Motorola’s current CEO, Greg Brown, is so technologically out of touch
he refuses to use a computer for communications, and has all his email
correspondences printed by his secretary and replied to by dictation.
And if you’re running a technology company that has inferior products, what do you do? Cut R&D!
Motorola Labs, which developed at least two-thirds of Motorola’s patents, has been cut from 1,000 to 600 researchers. Further reductions are expected this summer, according to people familiar with the matter, including 200 researchers to be laid off. Only 200 would remain in the group, the people said.
I guess it’s time to probe the background of wunderkind Greg Brown to find some rationale for this strategy.
Prior to his role as President and COO, Mr. Brown headed four different
businesses at Motorola. He also led the $3.9 billion acquisition of
Symbol Technologies, the second largest transaction in Motorola’s
history and an important strategic move to strengthen Motorola’s
enterprise offering. Additionally, Mr. Brown returned the automotive
business to profitability, while also leading the divestiture of that
business which was sold to Continental for $1.0 billion.
Oh, I get it. You work hard to return a major operating unit to profitability, then get rid of it. Some nice cash to make the short-term investment community happy, but then one day you wake up and wonder why the core company isn’t making a profit. So it’s time to save more cash my whacking R&D. Then one day you wake up and wonder why the product pipeline is antiquated, if it is still flowing to begin with.
Contrast that with Apple and Steve Jobs. They made some early mistakes (but in hindsight…?), the company was declared nearly dead by investors, but they hung on. Apple continue to invest every free dime in R&D and held onto confidence in its design acumen. After a very tough decade out popped the iPod… and the iMac… and the MacBook… and the iPhone.

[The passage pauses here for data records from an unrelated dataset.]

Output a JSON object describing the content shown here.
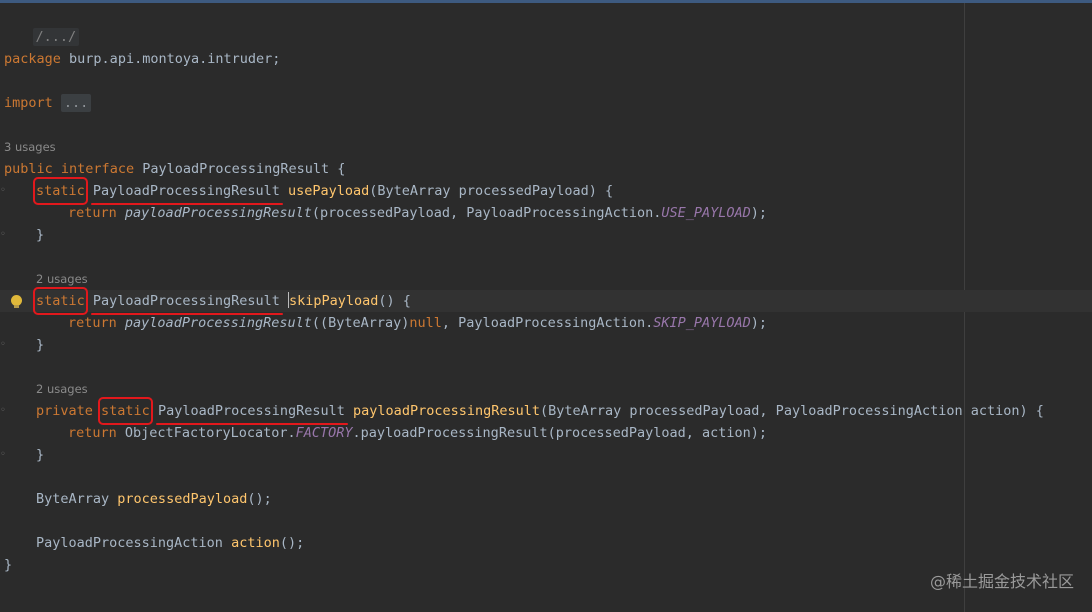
{
  "header_comment": "/.../",
  "package": {
    "keyword": "package",
    "name": "burp.api.montoya.intruder;"
  },
  "import": {
    "keyword": "import",
    "folded": "..."
  },
  "interface": {
    "usages": "3 usages",
    "modifier": "public",
    "keyword": "interface",
    "name": "PayloadProcessingResult",
    "open_brace": "{"
  },
  "methods": [
    {
      "usages": "",
      "visibility": "",
      "static_kw": "static",
      "return_type": "PayloadProcessingResult",
      "name": "usePayload",
      "params": "(ByteArray processedPayload) {",
      "body_kw": "return",
      "body_call": "payloadProcessingResult",
      "body_args_a": "(processedPayload, PayloadProcessingAction.",
      "body_const": "USE_PAYLOAD",
      "body_end": ");",
      "close": "}"
    },
    {
      "usages": "2 usages",
      "visibility": "",
      "static_kw": "static",
      "return_type": "PayloadProcessingResult",
      "name": "skipPayload",
      "params": "() {",
      "body_kw": "return",
      "body_call": "payloadProcessingResult",
      "body_args_a": "((ByteArray)",
      "body_null": "null",
      "body_args_b": ", PayloadProcessingAction.",
      "body_const": "SKIP_PAYLOAD",
      "body_end": ");",
      "close": "}"
    },
    {
      "usages": "2 usages",
      "visibility": "private",
      "static_kw": "static",
      "return_type": "PayloadProcessingResult",
      "name": "payloadProcessingResult",
      "params": "(ByteArray processedPayload, PayloadProcessingAction action) {",
      "body_kw": "return",
      "body_a": "ObjectFactoryLocator.",
      "body_const": "FACTORY",
      "body_b": ".payloadProcessingResult(processedPayload, action);",
      "close": "}"
    }
  ],
  "abstract_methods": [
    {
      "type": "ByteArray",
      "name": "processedPayload",
      "end": "();"
    },
    {
      "type": "PayloadProcessingAction",
      "name": "action",
      "end": "();"
    }
  ],
  "closing_brace": "}",
  "watermark": "@稀土掘金技术社区"
}
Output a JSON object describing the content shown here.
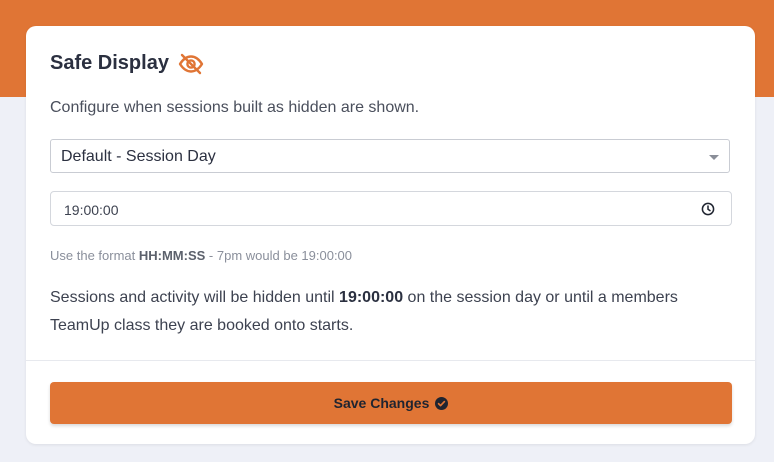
{
  "card": {
    "title": "Safe Display",
    "title_icon": "eye-slash-icon",
    "description": "Configure when sessions built as hidden are shown.",
    "display_select": {
      "selected": "Default - Session Day",
      "icon": "caret-down-icon"
    },
    "time_input": {
      "value": "19:00:00",
      "icon": "clock-icon"
    },
    "hint": {
      "prefix": "Use the format ",
      "format": "HH:MM:SS",
      "suffix": " - 7pm would be 19:00:00"
    },
    "note": {
      "before": "Sessions and activity will be hidden until ",
      "time": "19:00:00",
      "after": " on the session day or until a members TeamUp class they are booked onto starts."
    },
    "save_button": {
      "label": "Save Changes",
      "icon": "check-circle-icon"
    }
  },
  "colors": {
    "accent": "#e07535",
    "page_background": "#eef0f7",
    "card_background": "#ffffff",
    "heading": "#2b3040"
  }
}
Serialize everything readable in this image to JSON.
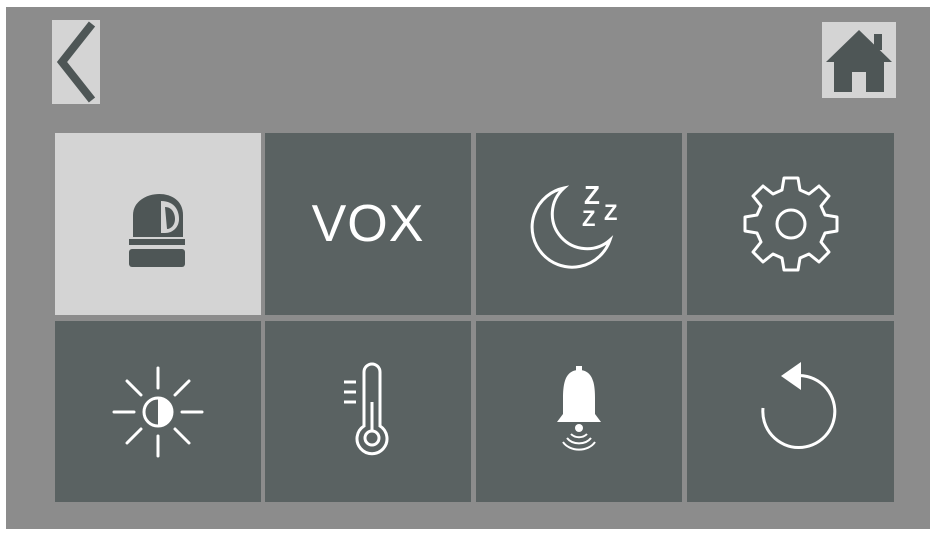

Now the company is once again an apple in the eyes of investors, rolling in cash and opportunity.
I wonder which "strategy" is taught in most business schools…